● **What this task involves**
Pull out each line of the records holding the string "icon".

### Exercise materials

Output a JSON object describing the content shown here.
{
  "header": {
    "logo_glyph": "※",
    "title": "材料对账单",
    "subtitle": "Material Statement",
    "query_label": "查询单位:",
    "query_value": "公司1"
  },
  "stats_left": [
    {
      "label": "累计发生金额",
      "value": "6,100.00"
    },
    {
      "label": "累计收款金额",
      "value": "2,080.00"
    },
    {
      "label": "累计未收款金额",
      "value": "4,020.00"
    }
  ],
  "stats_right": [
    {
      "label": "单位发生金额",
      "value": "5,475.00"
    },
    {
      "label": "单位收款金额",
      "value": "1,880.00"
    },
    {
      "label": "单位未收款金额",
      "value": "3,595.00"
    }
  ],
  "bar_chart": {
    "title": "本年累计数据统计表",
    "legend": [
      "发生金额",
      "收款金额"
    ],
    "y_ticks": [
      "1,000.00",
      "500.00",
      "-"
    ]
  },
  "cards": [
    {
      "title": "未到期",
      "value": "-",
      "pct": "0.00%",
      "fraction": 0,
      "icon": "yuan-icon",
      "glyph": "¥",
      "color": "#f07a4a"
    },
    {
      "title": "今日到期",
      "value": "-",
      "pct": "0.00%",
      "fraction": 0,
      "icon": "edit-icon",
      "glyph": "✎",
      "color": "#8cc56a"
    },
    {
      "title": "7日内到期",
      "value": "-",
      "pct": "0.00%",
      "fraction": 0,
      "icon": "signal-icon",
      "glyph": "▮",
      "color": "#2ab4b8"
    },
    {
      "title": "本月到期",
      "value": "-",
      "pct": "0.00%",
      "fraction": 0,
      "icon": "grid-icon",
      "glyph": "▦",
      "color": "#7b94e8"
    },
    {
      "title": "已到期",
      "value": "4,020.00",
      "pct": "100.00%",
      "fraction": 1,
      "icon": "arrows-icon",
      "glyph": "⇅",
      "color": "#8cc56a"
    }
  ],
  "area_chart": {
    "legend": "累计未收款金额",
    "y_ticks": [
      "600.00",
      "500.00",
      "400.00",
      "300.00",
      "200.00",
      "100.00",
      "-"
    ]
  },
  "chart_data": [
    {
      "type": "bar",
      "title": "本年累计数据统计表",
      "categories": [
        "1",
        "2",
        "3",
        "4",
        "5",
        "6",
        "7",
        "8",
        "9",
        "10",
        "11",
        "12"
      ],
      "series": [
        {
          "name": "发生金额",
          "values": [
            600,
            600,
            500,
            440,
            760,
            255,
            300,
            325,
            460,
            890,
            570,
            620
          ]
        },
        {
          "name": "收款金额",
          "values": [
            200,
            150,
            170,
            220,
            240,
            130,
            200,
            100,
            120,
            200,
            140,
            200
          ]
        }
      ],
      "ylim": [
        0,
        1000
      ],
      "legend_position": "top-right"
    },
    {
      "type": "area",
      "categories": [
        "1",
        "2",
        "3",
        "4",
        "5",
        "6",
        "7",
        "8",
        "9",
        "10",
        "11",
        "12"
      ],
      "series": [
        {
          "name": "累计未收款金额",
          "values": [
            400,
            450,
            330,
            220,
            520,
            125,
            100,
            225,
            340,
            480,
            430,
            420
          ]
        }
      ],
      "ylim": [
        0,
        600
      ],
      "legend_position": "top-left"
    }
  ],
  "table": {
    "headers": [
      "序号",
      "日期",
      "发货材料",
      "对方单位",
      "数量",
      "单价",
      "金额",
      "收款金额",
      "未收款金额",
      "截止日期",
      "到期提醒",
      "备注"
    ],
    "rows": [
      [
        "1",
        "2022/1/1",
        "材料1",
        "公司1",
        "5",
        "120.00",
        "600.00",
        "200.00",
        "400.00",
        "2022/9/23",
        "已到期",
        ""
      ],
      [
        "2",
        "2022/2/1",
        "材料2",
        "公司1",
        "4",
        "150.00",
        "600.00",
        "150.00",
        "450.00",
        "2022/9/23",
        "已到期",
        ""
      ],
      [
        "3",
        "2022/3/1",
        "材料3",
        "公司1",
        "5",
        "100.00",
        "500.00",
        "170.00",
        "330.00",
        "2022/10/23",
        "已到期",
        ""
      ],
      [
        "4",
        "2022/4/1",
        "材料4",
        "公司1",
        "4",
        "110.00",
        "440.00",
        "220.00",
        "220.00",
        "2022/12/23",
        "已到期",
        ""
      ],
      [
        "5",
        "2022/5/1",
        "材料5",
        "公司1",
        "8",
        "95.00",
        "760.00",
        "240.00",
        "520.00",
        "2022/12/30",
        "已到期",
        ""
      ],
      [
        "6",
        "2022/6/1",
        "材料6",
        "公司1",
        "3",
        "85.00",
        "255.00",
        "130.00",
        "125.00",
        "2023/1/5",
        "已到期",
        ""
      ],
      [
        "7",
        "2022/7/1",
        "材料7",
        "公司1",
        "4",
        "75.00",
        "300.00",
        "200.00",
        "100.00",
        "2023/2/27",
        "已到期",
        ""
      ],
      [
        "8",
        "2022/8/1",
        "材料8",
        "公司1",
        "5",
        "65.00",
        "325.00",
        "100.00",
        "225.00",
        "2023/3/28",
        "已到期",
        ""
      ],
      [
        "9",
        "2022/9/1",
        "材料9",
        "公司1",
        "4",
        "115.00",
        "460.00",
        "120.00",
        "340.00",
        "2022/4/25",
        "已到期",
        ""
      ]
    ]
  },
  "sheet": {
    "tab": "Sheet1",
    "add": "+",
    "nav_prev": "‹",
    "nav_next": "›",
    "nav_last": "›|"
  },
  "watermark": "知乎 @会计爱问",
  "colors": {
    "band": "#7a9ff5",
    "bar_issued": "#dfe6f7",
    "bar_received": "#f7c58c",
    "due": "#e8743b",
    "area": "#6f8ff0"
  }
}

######

● **Response area**
      "icon": "yuan-icon",
      "icon": "edit-icon",
      "icon": "signal-icon",
      "icon": "grid-icon",
      "icon": "arrows-icon",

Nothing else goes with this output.